Weapons also played a significant role in persuading India to opt for Rafale: not only is its weapons range mostly French-made, and thus not subject to a third-party embargo, but so are all of its sensors. Eurofighter, whose air-to-air missiles include the US-made AIM-120 Amraam and the German-led IRIS-T, and whose primary air-to-ground weapon is the US-made Paveway, was obviously at a competitive disadvantage in this respect.
Furthermore, the Rafale is nuclear-capable and will replace the Mirage 2000N in French service as the carrier of the newly-upgraded ASMP/A nuclear stand-off missile; it is also capable of firing the AM-39 Exocet missile, giving it an anti-ship capability that its competitors do not have. India is also interested in fitting its BrahMos supersonic missile to a wide range of its combat aircraft, and Rafale could apparently carry it.
Given that India had sworn to buy the cheapest compliant competitor, it would have been unable to justify picking the Rafale had this not been offered at the lower price. While official figures have not been released, and indeed may never be, initial reports from New Delhi claim that Rafale was offered at a unit price of $4-$5 million less than Eurofighter, which is a surprisingly large advantage given the French aircraft’s reputation of being high-priced.
The French offer also featured substantially lower costs of ownership, according to the same reports, thanks to lower fuel consumption and simpler maintenance requirements.
If true, these figures imply the French offer undercut Eurofighter by over $600 million, which is a large enough difference for one French insider to wonder whether Dassault Aviation will ever make any money on the contract.
But, even if it doesn’t, the Indian contract gives Rafale instant legitimacy, not only because of the thoroughness and transparency of the bidding process, but also because India is the only country to have fought four and a half major wars since 1948, and so knows something about air combat.
For Dassault, the Rafale program will now remain active, with a stabilized production line, for decades to come, and the company will have that much more time to find additional customers. Keeping its production line and supply chain humming at an economically-viable rate are sufficiently valuable achievements to push immediate profits into the sidelines. Supporting 126 – and possibly 206, if India buys an optional second batch – combat aircraft, and providing spares, fixes and upgrades over the next 40 years, will generate gigantic profits, and this more than justified lowering Dassault’s notoriously high profit margins.

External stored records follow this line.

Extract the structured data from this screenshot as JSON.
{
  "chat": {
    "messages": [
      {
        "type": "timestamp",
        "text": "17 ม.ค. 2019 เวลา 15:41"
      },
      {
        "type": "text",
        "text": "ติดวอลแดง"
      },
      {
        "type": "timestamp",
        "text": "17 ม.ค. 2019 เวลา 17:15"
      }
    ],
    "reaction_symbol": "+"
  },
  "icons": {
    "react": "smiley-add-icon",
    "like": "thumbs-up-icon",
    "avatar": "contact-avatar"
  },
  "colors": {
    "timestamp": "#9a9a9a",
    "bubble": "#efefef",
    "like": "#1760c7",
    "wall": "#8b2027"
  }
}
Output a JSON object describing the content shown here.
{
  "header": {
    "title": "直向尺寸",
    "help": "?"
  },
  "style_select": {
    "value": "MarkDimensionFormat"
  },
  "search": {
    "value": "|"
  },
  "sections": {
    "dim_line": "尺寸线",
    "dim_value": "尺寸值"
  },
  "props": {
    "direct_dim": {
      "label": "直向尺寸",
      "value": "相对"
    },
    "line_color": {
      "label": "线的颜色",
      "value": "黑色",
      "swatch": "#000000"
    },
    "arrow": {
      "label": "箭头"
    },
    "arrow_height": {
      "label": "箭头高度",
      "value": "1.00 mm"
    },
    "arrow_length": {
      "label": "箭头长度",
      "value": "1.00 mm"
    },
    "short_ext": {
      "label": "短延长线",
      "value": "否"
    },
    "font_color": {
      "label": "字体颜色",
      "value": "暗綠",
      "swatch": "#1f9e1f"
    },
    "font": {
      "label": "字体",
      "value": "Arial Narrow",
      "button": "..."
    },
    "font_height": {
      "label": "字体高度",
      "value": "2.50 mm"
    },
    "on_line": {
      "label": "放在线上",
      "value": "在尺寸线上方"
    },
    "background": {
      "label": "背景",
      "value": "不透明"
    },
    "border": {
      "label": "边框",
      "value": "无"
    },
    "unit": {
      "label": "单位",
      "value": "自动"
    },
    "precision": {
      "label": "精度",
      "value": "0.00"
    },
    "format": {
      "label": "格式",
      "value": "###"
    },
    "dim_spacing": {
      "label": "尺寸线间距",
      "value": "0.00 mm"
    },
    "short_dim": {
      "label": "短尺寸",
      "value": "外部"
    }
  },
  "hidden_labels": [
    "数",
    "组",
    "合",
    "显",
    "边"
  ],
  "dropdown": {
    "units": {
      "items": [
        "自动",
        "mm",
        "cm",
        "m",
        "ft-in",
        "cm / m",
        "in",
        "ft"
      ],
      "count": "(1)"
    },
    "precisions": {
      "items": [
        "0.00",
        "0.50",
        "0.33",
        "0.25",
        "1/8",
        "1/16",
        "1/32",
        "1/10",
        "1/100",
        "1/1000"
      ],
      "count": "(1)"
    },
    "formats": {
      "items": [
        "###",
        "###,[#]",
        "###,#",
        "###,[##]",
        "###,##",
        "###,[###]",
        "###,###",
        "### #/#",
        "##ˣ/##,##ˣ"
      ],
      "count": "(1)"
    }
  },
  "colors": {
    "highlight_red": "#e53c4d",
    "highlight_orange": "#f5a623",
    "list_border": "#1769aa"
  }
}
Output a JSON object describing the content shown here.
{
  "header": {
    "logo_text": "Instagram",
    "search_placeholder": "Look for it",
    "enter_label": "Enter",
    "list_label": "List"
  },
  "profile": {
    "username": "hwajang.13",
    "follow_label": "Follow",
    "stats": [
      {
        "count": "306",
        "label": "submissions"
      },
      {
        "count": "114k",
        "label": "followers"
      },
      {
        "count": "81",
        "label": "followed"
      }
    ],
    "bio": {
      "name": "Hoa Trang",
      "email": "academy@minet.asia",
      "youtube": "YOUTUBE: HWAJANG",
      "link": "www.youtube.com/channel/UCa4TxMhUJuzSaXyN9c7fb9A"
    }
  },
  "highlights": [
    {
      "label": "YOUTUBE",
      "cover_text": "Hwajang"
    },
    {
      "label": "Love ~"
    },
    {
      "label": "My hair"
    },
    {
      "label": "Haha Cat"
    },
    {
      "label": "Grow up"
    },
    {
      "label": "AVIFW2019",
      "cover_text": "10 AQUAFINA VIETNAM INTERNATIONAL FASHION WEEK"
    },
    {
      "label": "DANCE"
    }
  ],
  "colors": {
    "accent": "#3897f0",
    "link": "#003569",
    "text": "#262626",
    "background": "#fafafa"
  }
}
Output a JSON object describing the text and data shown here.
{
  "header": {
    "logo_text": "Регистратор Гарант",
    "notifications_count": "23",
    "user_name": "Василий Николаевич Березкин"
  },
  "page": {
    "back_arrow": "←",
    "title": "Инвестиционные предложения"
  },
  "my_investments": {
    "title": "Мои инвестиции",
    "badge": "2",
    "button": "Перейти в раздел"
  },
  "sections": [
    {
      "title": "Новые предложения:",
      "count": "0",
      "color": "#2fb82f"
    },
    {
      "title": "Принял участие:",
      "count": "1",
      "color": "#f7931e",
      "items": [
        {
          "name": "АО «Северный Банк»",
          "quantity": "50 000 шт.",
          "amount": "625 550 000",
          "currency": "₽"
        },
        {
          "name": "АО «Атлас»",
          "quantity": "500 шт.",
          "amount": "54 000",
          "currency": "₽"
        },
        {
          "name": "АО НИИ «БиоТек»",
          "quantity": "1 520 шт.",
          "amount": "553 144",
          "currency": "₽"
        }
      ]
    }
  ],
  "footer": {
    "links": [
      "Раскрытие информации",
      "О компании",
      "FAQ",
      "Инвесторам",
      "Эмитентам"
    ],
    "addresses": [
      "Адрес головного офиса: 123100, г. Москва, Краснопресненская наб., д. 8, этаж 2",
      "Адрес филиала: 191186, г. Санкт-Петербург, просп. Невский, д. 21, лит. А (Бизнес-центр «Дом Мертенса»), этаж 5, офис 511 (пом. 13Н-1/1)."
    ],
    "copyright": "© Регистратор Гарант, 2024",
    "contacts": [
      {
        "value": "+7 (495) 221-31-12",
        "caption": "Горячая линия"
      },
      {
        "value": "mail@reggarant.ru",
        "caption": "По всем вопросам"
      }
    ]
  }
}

In fact, as one industry official noted, "this is France's answer to 'Al Yamamah', but with twice as many aircraft," drawing a parallel with the UK's sale of Tornado fighters and related services to Saudi Arabia, which was instrumental in keeping BAE Systems prosperous throughout the 1980s and 1990s.
And, as French Defense Minister Gérard Longuet told reporters during an impromptu press conference in Parliament, France may soon find “that good news travels in formation,” implying that further, long-deferred contracts might soon be announced.
I also remember that ToIlet had reported that the price difference between Rafale and ef2k was huge amount of 10,000/- crore Rs.